• [PROBLEM STATEMENT] From the records below, copy each line that has the word "高抛低吸" in it.

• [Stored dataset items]
────────────────

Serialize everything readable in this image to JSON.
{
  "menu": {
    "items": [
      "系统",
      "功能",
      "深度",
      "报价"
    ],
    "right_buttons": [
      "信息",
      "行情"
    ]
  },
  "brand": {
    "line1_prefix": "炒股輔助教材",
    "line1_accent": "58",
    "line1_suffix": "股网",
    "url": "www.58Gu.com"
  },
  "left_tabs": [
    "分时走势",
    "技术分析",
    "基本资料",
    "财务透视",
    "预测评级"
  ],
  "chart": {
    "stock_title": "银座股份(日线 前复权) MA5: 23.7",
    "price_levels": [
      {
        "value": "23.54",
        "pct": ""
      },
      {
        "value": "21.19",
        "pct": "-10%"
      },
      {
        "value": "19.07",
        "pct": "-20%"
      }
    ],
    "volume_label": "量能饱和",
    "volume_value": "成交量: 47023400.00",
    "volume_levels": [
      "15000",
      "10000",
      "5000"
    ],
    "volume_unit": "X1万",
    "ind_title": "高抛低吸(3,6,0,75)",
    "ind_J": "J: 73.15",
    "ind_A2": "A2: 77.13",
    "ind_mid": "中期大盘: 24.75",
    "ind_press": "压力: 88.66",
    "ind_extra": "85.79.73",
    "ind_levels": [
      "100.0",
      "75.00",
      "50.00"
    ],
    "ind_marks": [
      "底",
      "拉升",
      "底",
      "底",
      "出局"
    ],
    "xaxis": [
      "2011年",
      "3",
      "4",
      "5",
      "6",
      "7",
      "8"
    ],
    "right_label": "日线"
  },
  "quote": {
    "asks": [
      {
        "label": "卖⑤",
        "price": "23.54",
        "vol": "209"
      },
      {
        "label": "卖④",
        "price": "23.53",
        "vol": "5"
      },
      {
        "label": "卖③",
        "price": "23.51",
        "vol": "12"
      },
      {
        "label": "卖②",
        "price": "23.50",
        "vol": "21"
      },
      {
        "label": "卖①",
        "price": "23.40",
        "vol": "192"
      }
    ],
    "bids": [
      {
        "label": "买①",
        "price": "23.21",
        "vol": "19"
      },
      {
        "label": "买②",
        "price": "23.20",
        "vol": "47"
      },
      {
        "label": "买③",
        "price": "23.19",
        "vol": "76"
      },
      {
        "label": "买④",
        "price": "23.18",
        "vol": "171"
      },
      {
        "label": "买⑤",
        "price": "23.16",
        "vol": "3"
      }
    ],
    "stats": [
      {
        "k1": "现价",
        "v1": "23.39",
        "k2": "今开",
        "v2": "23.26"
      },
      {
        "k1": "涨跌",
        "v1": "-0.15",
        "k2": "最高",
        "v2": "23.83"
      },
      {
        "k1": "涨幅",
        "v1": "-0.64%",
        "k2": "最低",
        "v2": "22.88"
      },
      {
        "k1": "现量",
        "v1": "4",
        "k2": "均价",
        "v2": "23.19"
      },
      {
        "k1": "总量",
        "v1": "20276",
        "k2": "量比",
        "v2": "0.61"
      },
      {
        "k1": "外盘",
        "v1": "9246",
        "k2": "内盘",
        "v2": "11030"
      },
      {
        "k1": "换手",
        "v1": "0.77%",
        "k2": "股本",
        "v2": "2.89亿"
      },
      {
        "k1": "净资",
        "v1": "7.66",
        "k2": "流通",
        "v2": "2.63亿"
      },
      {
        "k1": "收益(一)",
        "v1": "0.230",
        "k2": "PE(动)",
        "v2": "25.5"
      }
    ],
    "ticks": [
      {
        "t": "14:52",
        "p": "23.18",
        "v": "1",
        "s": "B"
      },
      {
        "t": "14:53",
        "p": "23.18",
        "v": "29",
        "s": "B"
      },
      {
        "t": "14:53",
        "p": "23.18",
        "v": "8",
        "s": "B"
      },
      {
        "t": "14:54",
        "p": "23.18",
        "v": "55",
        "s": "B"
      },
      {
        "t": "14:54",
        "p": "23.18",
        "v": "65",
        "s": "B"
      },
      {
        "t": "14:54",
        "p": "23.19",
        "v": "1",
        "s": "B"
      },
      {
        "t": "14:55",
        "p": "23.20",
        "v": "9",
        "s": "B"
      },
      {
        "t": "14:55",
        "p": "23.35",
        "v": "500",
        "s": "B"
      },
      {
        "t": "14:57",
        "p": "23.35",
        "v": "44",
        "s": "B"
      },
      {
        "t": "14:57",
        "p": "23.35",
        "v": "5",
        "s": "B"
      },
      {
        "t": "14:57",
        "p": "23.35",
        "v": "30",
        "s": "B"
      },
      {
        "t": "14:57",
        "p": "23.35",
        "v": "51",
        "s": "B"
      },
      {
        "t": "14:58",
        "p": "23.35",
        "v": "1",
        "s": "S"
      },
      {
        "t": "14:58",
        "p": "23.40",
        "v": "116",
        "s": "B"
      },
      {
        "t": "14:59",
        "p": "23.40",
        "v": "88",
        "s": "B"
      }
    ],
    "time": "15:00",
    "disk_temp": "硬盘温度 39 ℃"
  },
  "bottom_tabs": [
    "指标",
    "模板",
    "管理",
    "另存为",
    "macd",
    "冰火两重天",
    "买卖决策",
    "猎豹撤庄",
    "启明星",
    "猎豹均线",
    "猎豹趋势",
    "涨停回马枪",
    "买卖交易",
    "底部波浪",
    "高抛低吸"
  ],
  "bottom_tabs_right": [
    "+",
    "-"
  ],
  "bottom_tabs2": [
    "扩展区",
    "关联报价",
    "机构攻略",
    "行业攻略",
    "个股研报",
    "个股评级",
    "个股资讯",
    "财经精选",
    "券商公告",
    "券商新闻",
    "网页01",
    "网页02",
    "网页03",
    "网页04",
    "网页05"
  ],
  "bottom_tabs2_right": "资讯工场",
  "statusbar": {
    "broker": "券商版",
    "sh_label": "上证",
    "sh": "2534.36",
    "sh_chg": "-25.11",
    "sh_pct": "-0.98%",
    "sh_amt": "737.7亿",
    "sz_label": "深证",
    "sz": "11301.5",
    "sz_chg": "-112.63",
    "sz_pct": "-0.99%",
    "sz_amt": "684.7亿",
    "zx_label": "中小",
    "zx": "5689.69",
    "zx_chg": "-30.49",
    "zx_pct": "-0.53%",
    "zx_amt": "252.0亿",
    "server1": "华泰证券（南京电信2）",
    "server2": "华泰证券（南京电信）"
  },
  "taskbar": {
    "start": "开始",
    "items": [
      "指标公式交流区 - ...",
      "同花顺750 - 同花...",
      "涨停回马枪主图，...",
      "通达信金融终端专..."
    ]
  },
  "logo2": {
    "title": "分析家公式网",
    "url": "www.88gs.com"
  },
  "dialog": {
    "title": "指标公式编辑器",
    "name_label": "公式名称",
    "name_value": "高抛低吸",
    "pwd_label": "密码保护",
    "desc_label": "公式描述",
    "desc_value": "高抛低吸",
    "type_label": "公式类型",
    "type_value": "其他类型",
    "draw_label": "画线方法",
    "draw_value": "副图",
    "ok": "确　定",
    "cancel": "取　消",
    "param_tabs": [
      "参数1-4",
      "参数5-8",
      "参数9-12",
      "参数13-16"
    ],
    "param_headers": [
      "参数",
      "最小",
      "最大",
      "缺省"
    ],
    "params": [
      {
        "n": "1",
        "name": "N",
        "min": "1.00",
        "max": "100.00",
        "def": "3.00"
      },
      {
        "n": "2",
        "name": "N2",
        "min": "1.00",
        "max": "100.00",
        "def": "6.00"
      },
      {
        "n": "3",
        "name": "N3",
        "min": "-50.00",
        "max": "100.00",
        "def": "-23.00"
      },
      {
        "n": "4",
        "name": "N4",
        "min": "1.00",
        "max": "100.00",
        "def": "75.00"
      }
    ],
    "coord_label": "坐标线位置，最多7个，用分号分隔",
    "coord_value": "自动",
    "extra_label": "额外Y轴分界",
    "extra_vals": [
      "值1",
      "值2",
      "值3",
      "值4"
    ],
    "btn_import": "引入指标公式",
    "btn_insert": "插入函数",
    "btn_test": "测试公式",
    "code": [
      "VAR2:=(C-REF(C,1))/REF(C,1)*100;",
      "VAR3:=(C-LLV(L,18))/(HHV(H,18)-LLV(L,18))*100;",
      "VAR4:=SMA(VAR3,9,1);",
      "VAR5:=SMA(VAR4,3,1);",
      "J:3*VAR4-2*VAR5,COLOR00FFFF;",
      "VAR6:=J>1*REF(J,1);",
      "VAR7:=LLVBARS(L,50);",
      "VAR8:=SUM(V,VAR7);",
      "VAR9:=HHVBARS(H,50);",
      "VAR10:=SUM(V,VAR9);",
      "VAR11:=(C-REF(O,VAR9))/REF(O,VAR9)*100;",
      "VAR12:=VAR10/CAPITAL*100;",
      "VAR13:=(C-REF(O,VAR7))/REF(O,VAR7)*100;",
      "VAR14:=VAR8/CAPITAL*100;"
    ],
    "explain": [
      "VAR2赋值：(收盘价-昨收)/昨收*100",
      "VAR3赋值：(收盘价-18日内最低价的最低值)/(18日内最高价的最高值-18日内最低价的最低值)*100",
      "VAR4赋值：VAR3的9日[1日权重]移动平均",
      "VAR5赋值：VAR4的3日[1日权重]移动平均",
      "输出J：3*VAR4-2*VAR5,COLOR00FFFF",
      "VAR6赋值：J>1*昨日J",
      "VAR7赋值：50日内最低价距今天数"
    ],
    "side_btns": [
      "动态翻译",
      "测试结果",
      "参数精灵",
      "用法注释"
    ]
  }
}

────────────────

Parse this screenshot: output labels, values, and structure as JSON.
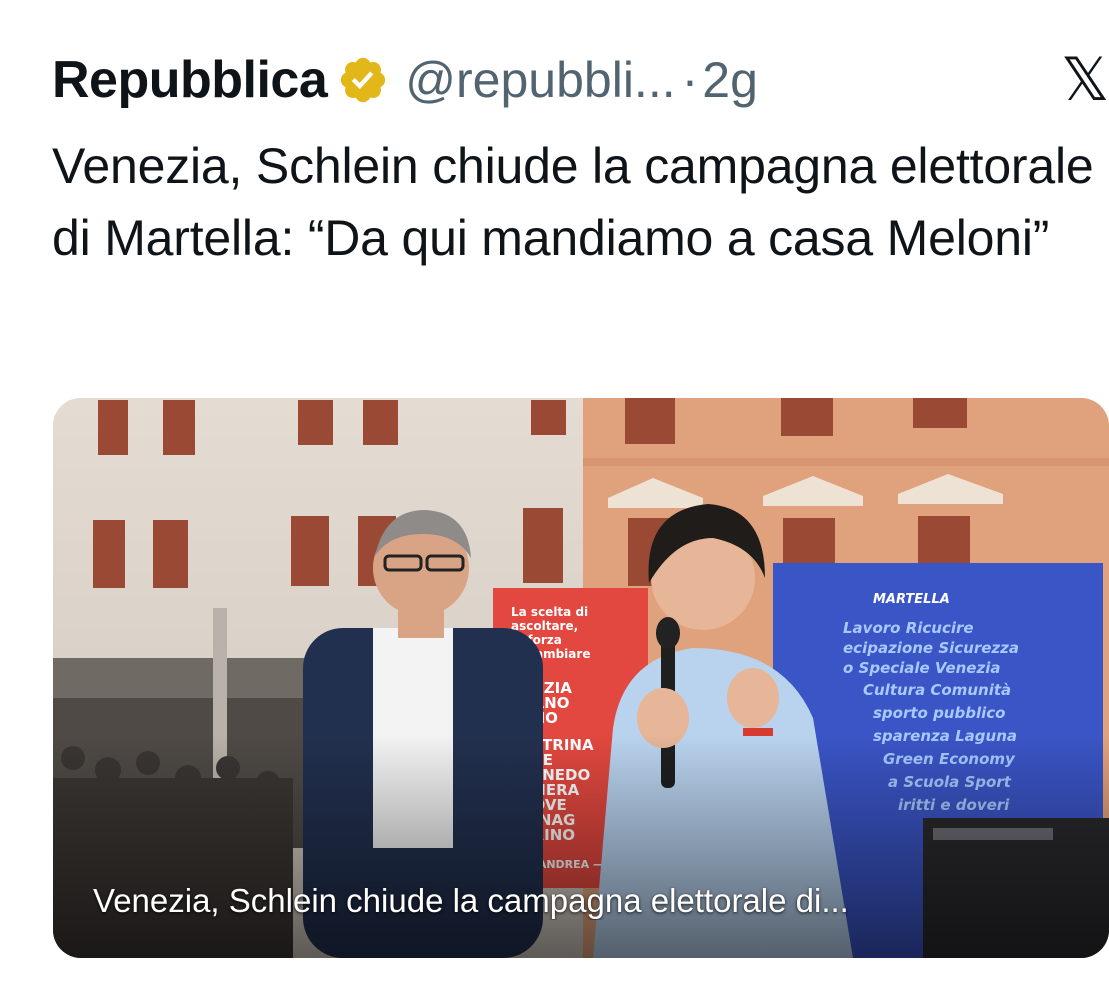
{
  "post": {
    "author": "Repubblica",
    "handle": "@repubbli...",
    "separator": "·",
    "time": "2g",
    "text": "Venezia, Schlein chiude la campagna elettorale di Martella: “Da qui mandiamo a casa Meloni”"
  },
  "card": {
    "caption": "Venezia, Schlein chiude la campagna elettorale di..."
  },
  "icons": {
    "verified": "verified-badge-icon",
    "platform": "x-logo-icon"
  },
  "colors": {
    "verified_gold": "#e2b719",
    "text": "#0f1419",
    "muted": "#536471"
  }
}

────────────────

• [REPLY]
    "ind_title": "高抛低吸(3,6,0,75)",
    "高抛低吸"
    "name_value": "高抛低吸",
    "desc_value": "高抛低吸",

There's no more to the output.